Whenever I here about an adventure like this – because that’s what it is…an adventure – I am reminded of one of the first travelers I met. It was shortly after my divorce when I was looking to meet new and interesting people. I started meeting up with a group of couchsurfers in St. Louis. One of the gentlemen I met was named Mark. He planned on quitting his job, flying into Eastern Europe and hitchhiking around that part of Europe.

We had a conversation that went something like this:

Me: “Do you know where you are going to stay?”

Mark: “No.”

Me: “Do you know how long you will be gone?”

Mark: “Not really.”

Me: “Do you know what you will do for money?”

Mark: “I have some saved but not really.”

Me: “Isn’t that dangerous?!”

Mark: “I figure I would rather die hitchhiking in Eastern Europe than die in my bed in Collinsville, Illinois.”

That last sentence of Mark’s has really stuck with me and I think of it every time I am faced with something that is outside of my comfort zone. And I thought of it when my friend told me her plans to ride to Saigon.

Sure, something bad could happen.
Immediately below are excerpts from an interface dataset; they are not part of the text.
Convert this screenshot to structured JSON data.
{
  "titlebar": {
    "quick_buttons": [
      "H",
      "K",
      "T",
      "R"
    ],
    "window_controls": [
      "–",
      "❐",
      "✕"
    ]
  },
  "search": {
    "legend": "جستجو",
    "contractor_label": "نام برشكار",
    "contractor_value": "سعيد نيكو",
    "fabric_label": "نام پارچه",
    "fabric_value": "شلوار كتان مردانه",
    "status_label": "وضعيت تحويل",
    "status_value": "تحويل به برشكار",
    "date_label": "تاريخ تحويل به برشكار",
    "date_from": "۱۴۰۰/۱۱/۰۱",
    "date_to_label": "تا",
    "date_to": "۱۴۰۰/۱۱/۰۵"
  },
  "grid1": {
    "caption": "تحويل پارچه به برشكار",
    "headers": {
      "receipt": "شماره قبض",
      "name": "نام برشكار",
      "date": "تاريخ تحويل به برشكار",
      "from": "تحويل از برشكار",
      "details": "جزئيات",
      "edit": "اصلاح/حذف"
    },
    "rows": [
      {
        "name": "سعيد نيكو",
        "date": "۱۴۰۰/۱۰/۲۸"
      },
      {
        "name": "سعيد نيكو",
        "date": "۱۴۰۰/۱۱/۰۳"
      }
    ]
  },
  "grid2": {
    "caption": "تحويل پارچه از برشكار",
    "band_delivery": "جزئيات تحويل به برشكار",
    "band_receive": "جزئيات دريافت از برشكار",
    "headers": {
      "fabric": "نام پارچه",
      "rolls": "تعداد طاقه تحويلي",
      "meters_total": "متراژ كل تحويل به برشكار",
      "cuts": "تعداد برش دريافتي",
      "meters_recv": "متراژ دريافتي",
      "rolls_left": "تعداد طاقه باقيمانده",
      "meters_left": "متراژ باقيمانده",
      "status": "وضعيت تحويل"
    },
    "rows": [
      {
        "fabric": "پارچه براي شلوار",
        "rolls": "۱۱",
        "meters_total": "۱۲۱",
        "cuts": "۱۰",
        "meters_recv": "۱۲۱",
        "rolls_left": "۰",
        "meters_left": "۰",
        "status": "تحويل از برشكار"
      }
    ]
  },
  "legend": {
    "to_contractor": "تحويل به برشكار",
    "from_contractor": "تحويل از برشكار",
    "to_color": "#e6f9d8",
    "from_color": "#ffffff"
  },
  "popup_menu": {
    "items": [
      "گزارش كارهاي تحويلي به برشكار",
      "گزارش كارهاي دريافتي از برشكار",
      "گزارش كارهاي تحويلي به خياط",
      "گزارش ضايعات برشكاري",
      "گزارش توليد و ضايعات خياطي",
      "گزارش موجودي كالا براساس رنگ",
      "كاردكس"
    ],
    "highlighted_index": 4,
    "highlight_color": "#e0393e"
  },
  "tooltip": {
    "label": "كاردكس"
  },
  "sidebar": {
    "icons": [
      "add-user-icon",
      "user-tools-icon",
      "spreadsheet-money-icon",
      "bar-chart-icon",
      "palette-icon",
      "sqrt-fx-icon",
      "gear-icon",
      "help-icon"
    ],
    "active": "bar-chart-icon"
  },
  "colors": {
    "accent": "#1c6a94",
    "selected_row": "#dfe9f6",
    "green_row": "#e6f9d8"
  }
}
But, something bad could happen here. Something bad can happen anywhere. So what the hell do you have to lose?

Given the axiom of the universe that something bad can always happen, what are you going to do?

I don’t know what happened to Mark. I am sure that he completed his trip hitchhiking and returned safely to his life in the West. But, I hope that he is still out there, six years later, hitchhiking and working his way around the world.

As for my friend in Vietnam, last I heard she was in Nha Trang, about 870 miles south of Hanoi and 270 miles north of her final destination.

I’m always happy to meet people who listen very intently to all the logical reasons that they shouldn’t do something (like Mark listened to me and my biking friend listened to my two other friends) and then say, “Meh. Fuck it all,” and do what they want to do anyway.

I find those people inspiring and I draw strength from them when I face risk in my own life.

And the world is a sure-as-shit more interesting place with them in it.

 

As I said earlier, I need to elaborate on the move to St. John’s. It starts off this way:

Sometimes you move to a new place and you find a great person. Sometimes you both realize that there is something special there that you want to pursue. Sometimes, like in a fairy tale, you run off to a tropical island and live out the rest of your life sipping liquor from coconut shells and eating seafood plucked from the sea and cooked on the beach.

And sometimes you move to Newfoundland.

Let’s get down to the brass tacks:

The Good

1) Junk food: No one does junk food like the West. Fish and chips? Poutine? Graaaaaavy? Sign. Me. Up.

2) It’s nice to go to the store and be able to read labels again. I am not brand-loyal at all but there is a certain comfort to be able to recognize the things that you pick up on the shelves. No more brushing my teeth with hemorrhoid cream! Know what I’m sayin’?

The Bad

1) It’s cold. Like really cold. I don’t think this cold is fit for human habitation. I think the people who live here have some type of genetic anomaly. Maybe they have cross-bred with polar bears or seals. It’s far too cold for me.

2) Money! Shit! I forgot how damn expensive the West is! A beer is $5.75. Really? A pack of cigarettes is $12.00. Fuck that noise! It’s insane!

3) Lifestyle: one of my favorite things about Vietnam is the way of life. People seem to live slower and more deliberately. It’s never inappropriate to sit down for a tea or beer and a smoke. It’s ok to be 15 minutes late for an appointment. I like that people spend more time on the street or at cafes socializing than they do in front of the blue glow of their television set. THat doesn’t happen here. I don’t know if it is because of the cost of things or the cold but it doesn’t. To me, after the last 16 months in Asia, things here seem…stale.

The Ugly

1) Me. All bundled up. Trying to survive in these Arctic temperatures.

U-G-L-Y I ain’t got no alibi!